I leave those to desire union who have taken leave of their senses—
The flame of their love is still smothered by the smoke of recompenses.
In dust I sing: that, I conceive, is the ideal station—
A tempered tongue expressing the eye’s bright jubilation.
Pleading for union unmans a man; protesting love is absurd,
For the night and the wave will make a mockery of that word.
Times when I turned from the path to take the worm-way of crawl-cry,
I found myself shut out by the steel door of a fragile eye.
There’s only one way to overcome the giants and the beast—
Become so much nothing that you’re less than Jesus’ ‘the least’.
When you can hide among the grains of dust, the very worst
That can befall is some dragon’s hoof—but at least you’ll be housed!
And should this happen while you are watching before the wineshop door,
Rejoice!

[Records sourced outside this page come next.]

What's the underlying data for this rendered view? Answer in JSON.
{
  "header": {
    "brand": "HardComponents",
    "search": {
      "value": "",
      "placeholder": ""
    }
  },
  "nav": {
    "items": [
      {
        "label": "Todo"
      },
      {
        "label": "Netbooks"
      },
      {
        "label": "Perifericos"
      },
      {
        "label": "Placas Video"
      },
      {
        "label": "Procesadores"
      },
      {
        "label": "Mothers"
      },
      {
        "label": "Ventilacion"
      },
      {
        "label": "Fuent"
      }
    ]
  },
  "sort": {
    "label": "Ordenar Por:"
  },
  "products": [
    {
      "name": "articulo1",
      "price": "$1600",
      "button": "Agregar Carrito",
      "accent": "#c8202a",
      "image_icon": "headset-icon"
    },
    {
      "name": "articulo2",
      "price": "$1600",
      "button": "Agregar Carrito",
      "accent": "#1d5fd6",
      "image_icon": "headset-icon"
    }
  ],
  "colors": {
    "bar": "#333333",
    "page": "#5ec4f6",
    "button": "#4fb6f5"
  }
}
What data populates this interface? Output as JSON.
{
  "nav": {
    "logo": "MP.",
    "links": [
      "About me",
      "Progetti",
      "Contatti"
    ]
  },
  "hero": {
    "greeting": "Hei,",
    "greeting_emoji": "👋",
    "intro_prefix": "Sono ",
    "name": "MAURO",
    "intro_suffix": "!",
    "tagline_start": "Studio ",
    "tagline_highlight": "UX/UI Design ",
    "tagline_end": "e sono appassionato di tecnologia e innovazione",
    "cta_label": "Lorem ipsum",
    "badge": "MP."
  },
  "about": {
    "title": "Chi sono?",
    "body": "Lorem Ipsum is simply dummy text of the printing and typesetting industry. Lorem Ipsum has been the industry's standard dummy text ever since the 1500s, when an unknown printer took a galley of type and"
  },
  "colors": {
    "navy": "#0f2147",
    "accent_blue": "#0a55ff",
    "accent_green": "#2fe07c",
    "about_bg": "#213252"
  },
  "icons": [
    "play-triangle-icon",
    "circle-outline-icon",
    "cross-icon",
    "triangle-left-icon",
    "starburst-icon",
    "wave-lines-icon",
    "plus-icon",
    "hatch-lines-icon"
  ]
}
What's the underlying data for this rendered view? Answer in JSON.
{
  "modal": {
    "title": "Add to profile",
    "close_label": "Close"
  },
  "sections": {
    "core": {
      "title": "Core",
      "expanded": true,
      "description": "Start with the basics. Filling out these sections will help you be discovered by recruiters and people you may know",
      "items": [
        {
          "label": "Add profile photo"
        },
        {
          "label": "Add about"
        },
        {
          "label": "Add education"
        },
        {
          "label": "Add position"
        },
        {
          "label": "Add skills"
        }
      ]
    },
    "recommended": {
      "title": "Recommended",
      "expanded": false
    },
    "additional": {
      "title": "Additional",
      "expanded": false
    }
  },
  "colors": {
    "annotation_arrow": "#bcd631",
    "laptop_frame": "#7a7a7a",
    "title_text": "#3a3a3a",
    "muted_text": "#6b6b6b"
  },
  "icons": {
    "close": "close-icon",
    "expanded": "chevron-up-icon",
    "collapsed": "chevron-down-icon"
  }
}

The Master may call it in and give it space on the floor.
A basic problem on the path is that we all want union and we all tend to lament, especially if our desire is an imperative one.
‘A tempered tongue expressing the eye’s bright jubilation’ is a good summation of much of the best of Francis’ poetry. He is championing balance and control rather than emotional indulgence. If we try to be extravagantly humble we tend to be clobbered by the dark contents of our hidden unconscious. The night and the wave are these dark impulses.
Even if you do get devoured by some dragon, don’t be anxious, Baba is in control and will receive those who become like contented dust. And worry not, the dragon itself might be invited into the tavern!
‘The steel door of a fragile eye’ suggest an eye not open to the energy of the bright jubilation of the first stanza. Being obsessed with one’s own unworthiness is a barrier preventing true selflessness. For Jesus’ ‘the least’, see Mt.25:40 where he says God will not forget those who have been kind to the least of the brethren.